    180Ta 179.947 46(2)0.000 1201(32)
    181Ta 180.948 00(2)0.999 8799(32)

    In 1969, the Commission recommended Ar(Ta) = 180.9479(3) based on new mass-spectrometric measurements, and recognized tantalum as the element whose atomic weight could be stated very precisely because of single predominant isotope, 181Ta (99.99 %). Standard atomic weight of tantalum was last revised in 2005 to Ar(Ta) = 180.947 88(2). Mass discrimination in the isotopic-abundance measurements have a very small effect to the atomic weight of tantalum.

    The minor isotope, 180Ta, is radioactive with a very long half-life of more than 1013 a. It is the last quasi-stable isotope to be discovered. Its interest is heightened by the discovery that it is not the ground-state isomer.

    SOURCE  Atomic weights of the elements: Review 2000 by John R de Laeter et al. Pure Appl. Chem. 2003 (75) 683-800
    © IUPAC 2003


    Ar(Ta) = 180.947 88(2) since 2005

    The name derives from the Greek mythological character Tantalus who was banished to Hades, the region of lost souls where he was placed up to his chin in water, which receded whenever he tried to drink it, and under branches of fruit, which drew back whenever he tried to pick their fruit.

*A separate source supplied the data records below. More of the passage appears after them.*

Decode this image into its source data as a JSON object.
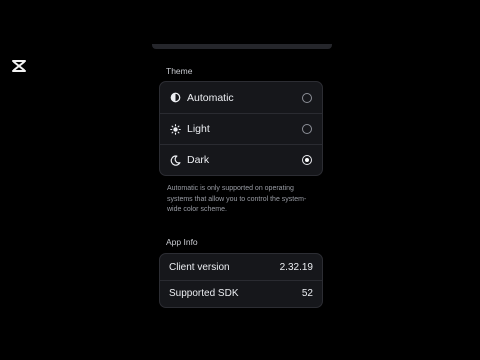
{
  "theme": {
    "header": "Theme",
    "options": [
      {
        "label": "Automatic",
        "icon": "half-circle-icon",
        "selected": false
      },
      {
        "label": "Light",
        "icon": "sun-icon",
        "selected": false
      },
      {
        "label": "Dark",
        "icon": "moon-icon",
        "selected": true
      }
    ],
    "help_text": "Automatic is only supported on operating systems that allow you to control the system-wide color scheme."
  },
  "app_info": {
    "header": "App Info",
    "rows": [
      {
        "label": "Client version",
        "value": "2.32.19"
      },
      {
        "label": "Supported SDK",
        "value": "52"
      }
    ]
  },
  "colors": {
    "background": "#000000",
    "card": "#16171b",
    "border": "#2c2d33",
    "text": "#eceef2",
    "muted_text": "#9a9da5"
  }
}
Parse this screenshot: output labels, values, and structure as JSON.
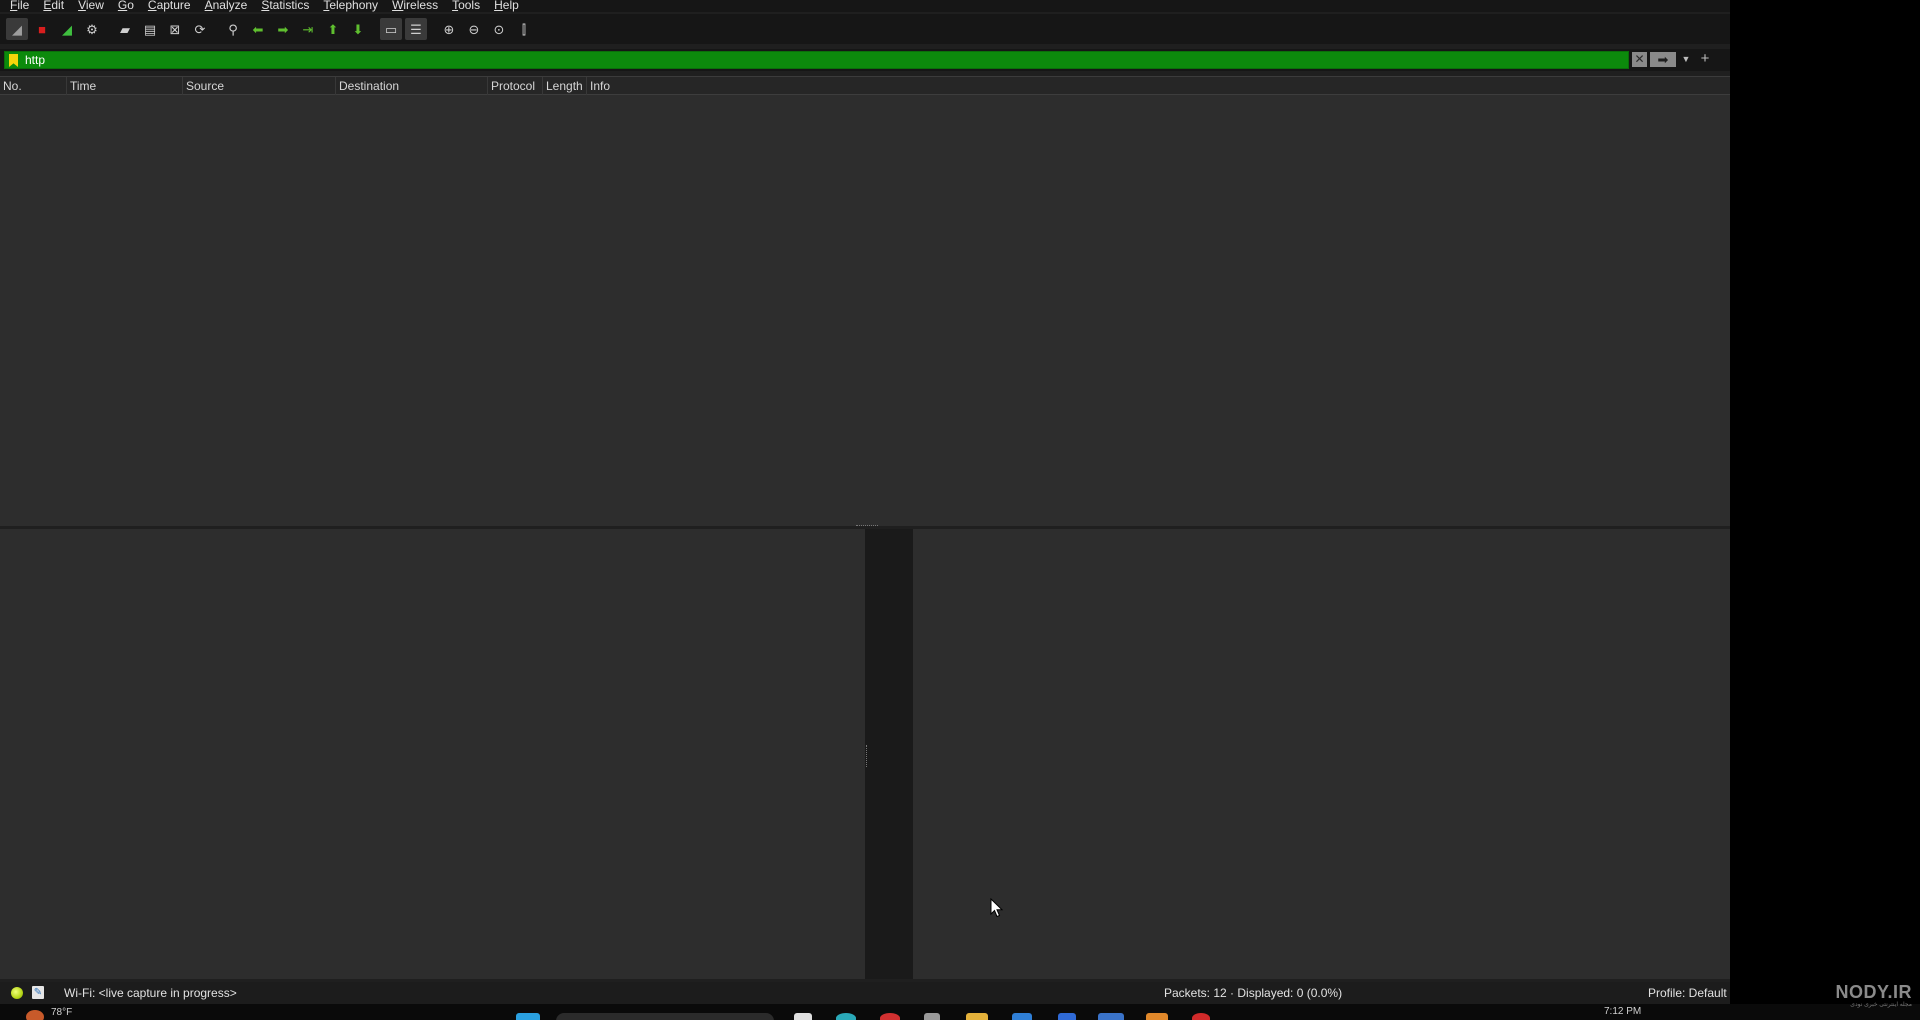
{
  "menu": [
    "File",
    "Edit",
    "View",
    "Go",
    "Capture",
    "Analyze",
    "Statistics",
    "Telephony",
    "Wireless",
    "Tools",
    "Help"
  ],
  "toolbar": {
    "buttons": [
      {
        "name": "start-capture-icon",
        "glyph": "◢",
        "color": "#9e9e9e",
        "active": true
      },
      {
        "name": "stop-capture-icon",
        "glyph": "■",
        "color": "#d81e1e",
        "active": false
      },
      {
        "name": "restart-capture-icon",
        "glyph": "◢",
        "color": "#3fbf3f",
        "active": false
      },
      {
        "name": "capture-options-icon",
        "glyph": "⚙",
        "color": "#cfcfcf",
        "active": false
      },
      {
        "name": "open-file-icon",
        "glyph": "▰",
        "color": "#cfcfcf",
        "active": false
      },
      {
        "name": "save-file-icon",
        "glyph": "▤",
        "color": "#cfcfcf",
        "active": false
      },
      {
        "name": "close-file-icon",
        "glyph": "⊠",
        "color": "#cfcfcf",
        "active": false
      },
      {
        "name": "reload-file-icon",
        "glyph": "⟳",
        "color": "#cfcfcf",
        "active": false
      },
      {
        "name": "find-packet-icon",
        "glyph": "⚲",
        "color": "#cfcfcf",
        "active": false
      },
      {
        "name": "go-back-icon",
        "glyph": "⬅",
        "color": "#5fbf2f",
        "active": false
      },
      {
        "name": "go-forward-icon",
        "glyph": "➡",
        "color": "#5fbf2f",
        "active": false
      },
      {
        "name": "go-to-packet-icon",
        "glyph": "⇥",
        "color": "#5fbf2f",
        "active": false
      },
      {
        "name": "go-first-packet-icon",
        "glyph": "⬆",
        "color": "#5fbf2f",
        "active": false
      },
      {
        "name": "go-last-packet-icon",
        "glyph": "⬇",
        "color": "#5fbf2f",
        "active": false
      },
      {
        "name": "auto-scroll-icon",
        "glyph": "▭",
        "color": "#cfcfcf",
        "active": true
      },
      {
        "name": "colorize-icon",
        "glyph": "☰",
        "color": "#cfcfcf",
        "active": true
      },
      {
        "name": "zoom-in-icon",
        "glyph": "⊕",
        "color": "#cfcfcf",
        "active": false
      },
      {
        "name": "zoom-out-icon",
        "glyph": "⊖",
        "color": "#cfcfcf",
        "active": false
      },
      {
        "name": "zoom-normal-icon",
        "glyph": "⊙",
        "color": "#cfcfcf",
        "active": false
      },
      {
        "name": "resize-columns-icon",
        "glyph": "⫿",
        "color": "#cfcfcf",
        "active": false
      }
    ]
  },
  "filter": {
    "value": "http",
    "color": "#0c8a0c"
  },
  "packet_list": {
    "columns": [
      "No.",
      "Time",
      "Source",
      "Destination",
      "Protocol",
      "Length",
      "Info"
    ]
  },
  "status": {
    "interface": "Wi-Fi: <live capture in progress>",
    "packets": "Packets: 12 · Displayed: 0 (0.0%)",
    "profile": "Profile: Default"
  },
  "taskbar": {
    "weather": "78°F",
    "clock": "7:12 PM"
  },
  "watermark": {
    "logo": "NODY.IR",
    "tagline": "مجله اینترنتی خبری نودی"
  }
}
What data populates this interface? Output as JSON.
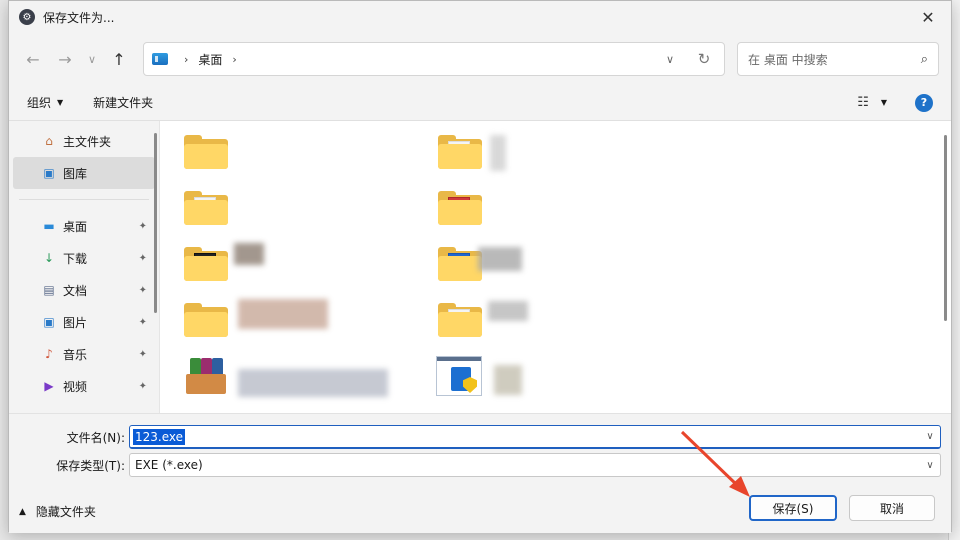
{
  "window": {
    "title": "保存文件为...",
    "close": "✕"
  },
  "nav": {
    "back": "←",
    "forward": "→",
    "recent": "∨",
    "up": "↑"
  },
  "address": {
    "crumb": "桌面",
    "sep": "›",
    "drop": "∨",
    "refresh": "↻"
  },
  "search": {
    "placeholder": "在 桌面 中搜索",
    "icon": "⌕"
  },
  "toolbar": {
    "organize": "组织",
    "new_folder": "新建文件夹",
    "help": "?"
  },
  "sidebar": {
    "items": [
      {
        "label": "主文件夹",
        "icon": "home-icon",
        "glyph": "⌂"
      },
      {
        "label": "图库",
        "icon": "gallery-icon",
        "glyph": "▣"
      }
    ],
    "pinned": [
      {
        "label": "桌面",
        "icon": "desktop-icon",
        "glyph": "▬"
      },
      {
        "label": "下载",
        "icon": "download-icon",
        "glyph": "↓"
      },
      {
        "label": "文档",
        "icon": "document-icon",
        "glyph": "▤"
      },
      {
        "label": "图片",
        "icon": "picture-icon",
        "glyph": "▣"
      },
      {
        "label": "音乐",
        "icon": "music-icon",
        "glyph": "♪"
      },
      {
        "label": "视频",
        "icon": "video-icon",
        "glyph": "▶"
      }
    ],
    "pin_glyph": "📌"
  },
  "form": {
    "filename_label": "文件名(N):",
    "filename_value": "123.exe",
    "filetype_label": "保存类型(T):",
    "filetype_value": "EXE (*.exe)",
    "drop": "∨"
  },
  "footer": {
    "hide_folders": "隐藏文件夹",
    "save": "保存(S)",
    "cancel": "取消"
  },
  "colors": {
    "accent": "#2066c8",
    "arrow": "#e8452c",
    "folder": "#ffd766"
  }
}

This name was selected because of the insolubility of tantalum in acids; thus, when placed in the midst of acids, it is incapable of taking any of them up. Tantalum was discovered by the Swedish chemist and mineralogist Anders- Gustav Ekeberg in 1802.